ACC Official Sponsors
Tickets & Travel
Legal & Advertising
Nov. 10, 2010
At the University of Virginia, Athletics has a long and rich engagement with the community in many service events.
Each fall for at least the past 12 years, our Men's and Women's Lacrosse Teams have provided support to the community's annual Special Olympics Pepsi 10K Road Race. Men's Lacrosse gives logistical support and Women's Lacrosse team members run - this includes coaches. But it doesn't just stop there. This year our SAAC President (and ACC SAAC Vice President) Nick Nelson's ACC Champion Wrestling Team and our ACC Champion Men's and Women's Swimming and Diving Teams all participated, so that we had a total of over 115 student-athletes involved in an event that raises funds and awareness to support Special Olympics programming. The 2010 race had the largest participation ever and is especially dear to our Lacrosse teams as coaches on both teams have family members who are Special Olympians. As well, it has come to be significant to many of our student-athletes over the years as it has served as a springboard for them into coaching Special Olympians throughout the rest of the year.
Our 2010 National and ACC Champion Women's Rowing Team set aside a different Saturday in September to participate in the Charlottesville Women's Four-Miler to raise awareness about and funds for Breast Cancer Research. The rowers themselves raised $6600. After finishing that run - and resting briefly - they went as a team to the local Camp Holiday Trails, a camp for children with medical challenges (illness and disabilities) and provide the labor to prepare the camp (cleaning, painting and fixing up) for its winter hiatus.
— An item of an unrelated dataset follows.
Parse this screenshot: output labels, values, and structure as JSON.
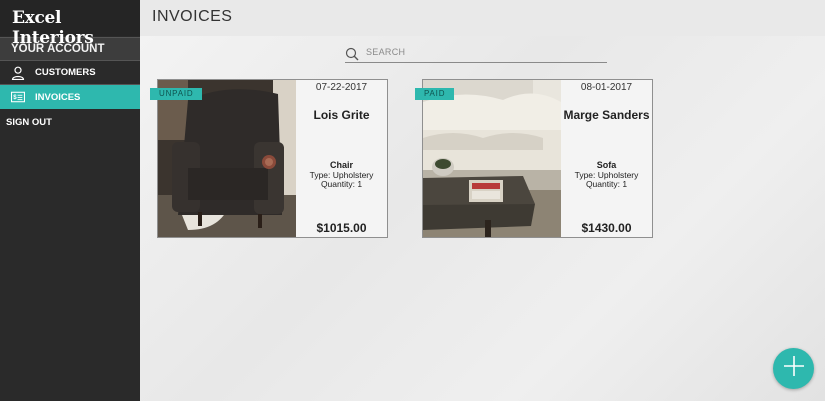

Beginning in late September many SAAC members were among 92 student-athletes who signed up for the fourth annual Athletes Committed to Community Education (ACE) program. In ACE student-athletes commit to visit classrooms in five area elementary and middle schools on a bi-weekly (and in some instances weekly) basis to tutor and mentor students in the classes. The program was created by UVA Athletics Associate Director of Academic Support Natalie Fitzgerald (a former secondary school teacher herself), and it provides an ongoing opportunity for area school children and UVA student-athletes to meet and work together.
Over the course of the year, each UVA team participates as a team in a service activity of its own choosing - e.g., football organized a Bone Marrow Donation Registration program last spring. Many players registered along with many community members, and two players have been identified as matches. One, outside linebacker Trevor Grywatch, has actually already completed a donation. Other activities include: Salvation Army Bell Ringing in December (Baseball); providing set up and clean up support to the UVA student run Pancakes for Parkinson's event (M & W Track and Field and Cross Country teams); Softball players working with participants in the Charlottesville area Senior Center to make backpacks for needy area children. In December the SAAC will collect donations from all student-athletes for the Daily Progress Santa Fund that raises money to provide winter clothing for children in the community who are without; Football players visit the UVA Children's Hospital patients on Thursdays while other student-athletes visit them on Wednesdays.
Each spring, around the end of April, the SAAC's brother/sister program the SAMs (Student Athlete Mentors) organize a fund raiser to support pediatric cancer research called "Shoot Out for Cancer." It was created 18 years ago when Curt Onalfo , then a UVA Soccer player, was diagnosed with lymphoma - from which he has successfully recovered in the past three years "Shoot Out for Cancer" has raised over $10,000. In the spring our National Championship Men's Soccer Team organizes a Blood Drive, and throughout each year the Women's Soccer Team's Girls' Can Club works with area elementary girls; each team player mentors three to five elementary aged girls at such events as formal workshops on topics such as Goal Setting, Healthy Living, Friendship, Being Optimistic , and at less formal opportunities for Mentor and Mentees to hang out such as eating in dining hall, going to another sporting event on campus, touring dorms, post-game socials, pre-game events, soccer clinic.
These activities go on year round and in multiple directions. What student-athletes learn is that they remain part of the real world and discover the power of giving. What a gift for them!